COVID-19 Surge: California Requests for 5,000 Body Bags; 60 Refrigerated Trucks on Standby

Gov. Gavin Newsom of California has revealed that the state just ordered 5,000 body bags more and that 60 refrigerated trucks are on standby to manage COVID-19 fatalities. The governor reported on Tuesday that the state just hit 32,326 new daily cases and 142 new deaths on Tuesday. He said the state is experiencing a renewed surge in the daily number of coronavirus infection rates and that this appears to be the highest in a number of months.

According to the governor, California is currently in the throes of the pandemic, and people must pay attention to the rising figures and protect themselves accordingly. He said the state is undergoing “the most intense and urgent moment since the beginning of this pandemic” and everyone must adhere to health and safety protocols and also stay back at home if possible.

With the additional order of 5,000 body bags, the state had already distributed thousands of body bags to San Diego, Los Angeles, and Inyo counties. The 60 53-foot refrigerated storage truck units will also remain on standby since morgues are filling up fast in the face of over 14,000 patients hospitalized for COVID-19. More than 3,000 patients are placed in intensive care units around the state and many are touting that a “third wave” of the pandemic may be around the corner, Fox News reports.

“This is a deadly disease, and we need to be mindful of where we are,” Newsom said. “We are not at the finish line yet. There is light at the end of the tunnel. But we are still in the tunnel, going through the most challenging and difficult surge we’ve experienced since the beginning of this pandemic.”

The governor has also established a coroner mutual aid and mass fatality program where coroners and morgues can coordinate their responses to rising death cases in the state. The availability of ICUs in Southern California and the San Joaquin Valley is less than 2%, while those of other hospitals in the state are around 5.7%.

Areas such as San Joaquin Valley, Southern California, and Greater Sacramento have been ordered to shut down due to the rising cases of coronavirus infection and a declining availability of ICUs. People are to stay in their various homes and only essential services and restaurants are allowed to operate at half capacity.
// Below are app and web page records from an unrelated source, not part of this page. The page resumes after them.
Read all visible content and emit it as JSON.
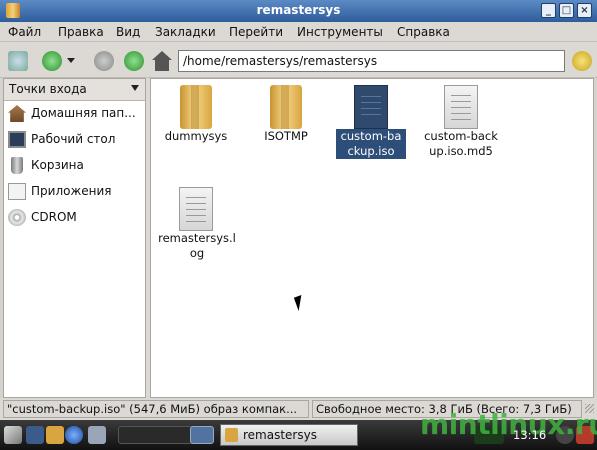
{
  "window": {
    "title": "remastersys"
  },
  "menu": [
    "Файл",
    "Правка",
    "Вид",
    "Закладки",
    "Перейти",
    "Инструменты",
    "Справка"
  ],
  "toolbar": {
    "address": "/home/remastersys/remastersys"
  },
  "sidebar": {
    "header": "Точки входа",
    "items": [
      {
        "label": "Домашняя пап...",
        "icon": "home-icon"
      },
      {
        "label": "Рабочий стол",
        "icon": "desktop-icon"
      },
      {
        "label": "Корзина",
        "icon": "trash-icon"
      },
      {
        "label": "Приложения",
        "icon": "applications-icon"
      },
      {
        "label": "CDROM",
        "icon": "cdrom-icon"
      }
    ]
  },
  "files": [
    {
      "name": "dummysys",
      "type": "folder"
    },
    {
      "name": "ISOTMP",
      "type": "folder"
    },
    {
      "name": "custom-backup.iso",
      "type": "iso",
      "selected": true
    },
    {
      "name": "custom-backup.iso.md5",
      "type": "text"
    },
    {
      "name": "remastersys.log",
      "type": "text"
    }
  ],
  "status": {
    "left": "\"custom-backup.iso\" (547,6 МиБ) образ компак...",
    "right": "Свободное место: 3,8 ГиБ (Всего: 7,3 ГиБ)"
  },
  "taskbar": {
    "task": "remastersys",
    "clock": "13:16"
  },
  "watermark": "mintlinux.ru"
}
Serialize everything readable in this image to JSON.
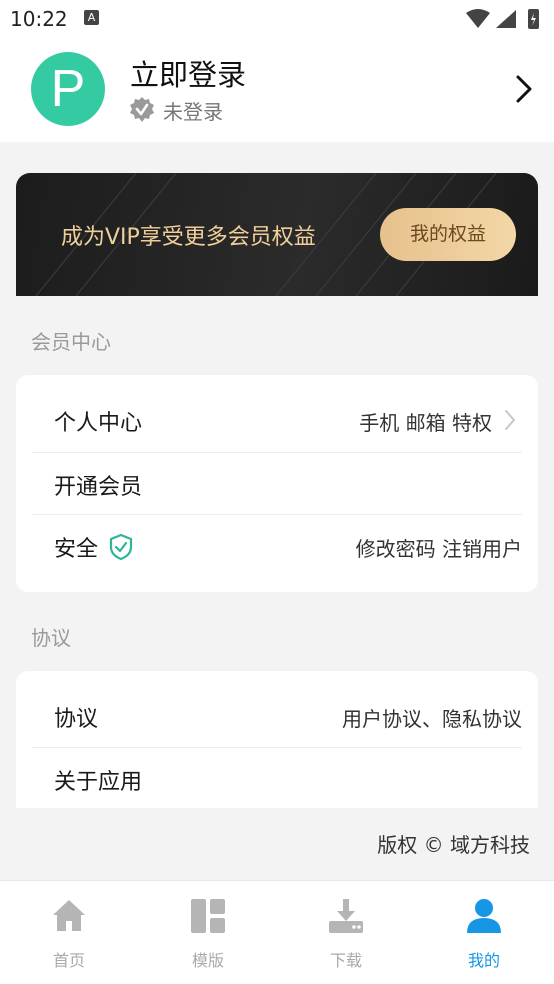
{
  "status_bar": {
    "time": "10:22",
    "notification_glyph": "A"
  },
  "header": {
    "avatar_letter": "P",
    "title": "立即登录",
    "status": "未登录"
  },
  "vip": {
    "text": "成为VIP享受更多会员权益",
    "button": "我的权益"
  },
  "member_section": {
    "title": "会员中心",
    "rows": [
      {
        "label": "个人中心",
        "value": "手机 邮箱 特权"
      },
      {
        "label": "开通会员",
        "value": ""
      },
      {
        "label": "安全",
        "value": "修改密码  注销用户"
      }
    ]
  },
  "agreement_section": {
    "title": "协议",
    "rows": [
      {
        "label": "协议",
        "value": "用户协议、隐私协议"
      },
      {
        "label": "关于应用",
        "value": ""
      }
    ]
  },
  "copyright": "版权 © 域方科技",
  "nav": {
    "items": [
      {
        "label": "首页",
        "icon": "home-icon"
      },
      {
        "label": "模版",
        "icon": "template-icon"
      },
      {
        "label": "下载",
        "icon": "download-icon"
      },
      {
        "label": "我的",
        "icon": "user-icon",
        "active": true
      }
    ]
  },
  "colors": {
    "accent": "#1796e6",
    "avatar": "#35cba2",
    "vip_gold": "#f0cf9a",
    "shield": "#2bb59a"
  }
}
However, COVID-19 vaccines have arrived in California and the first dose was administered on Monday. The vaccines will be delivered to 24 locations where people can get them, and almost 40 hospitals should have them by Friday.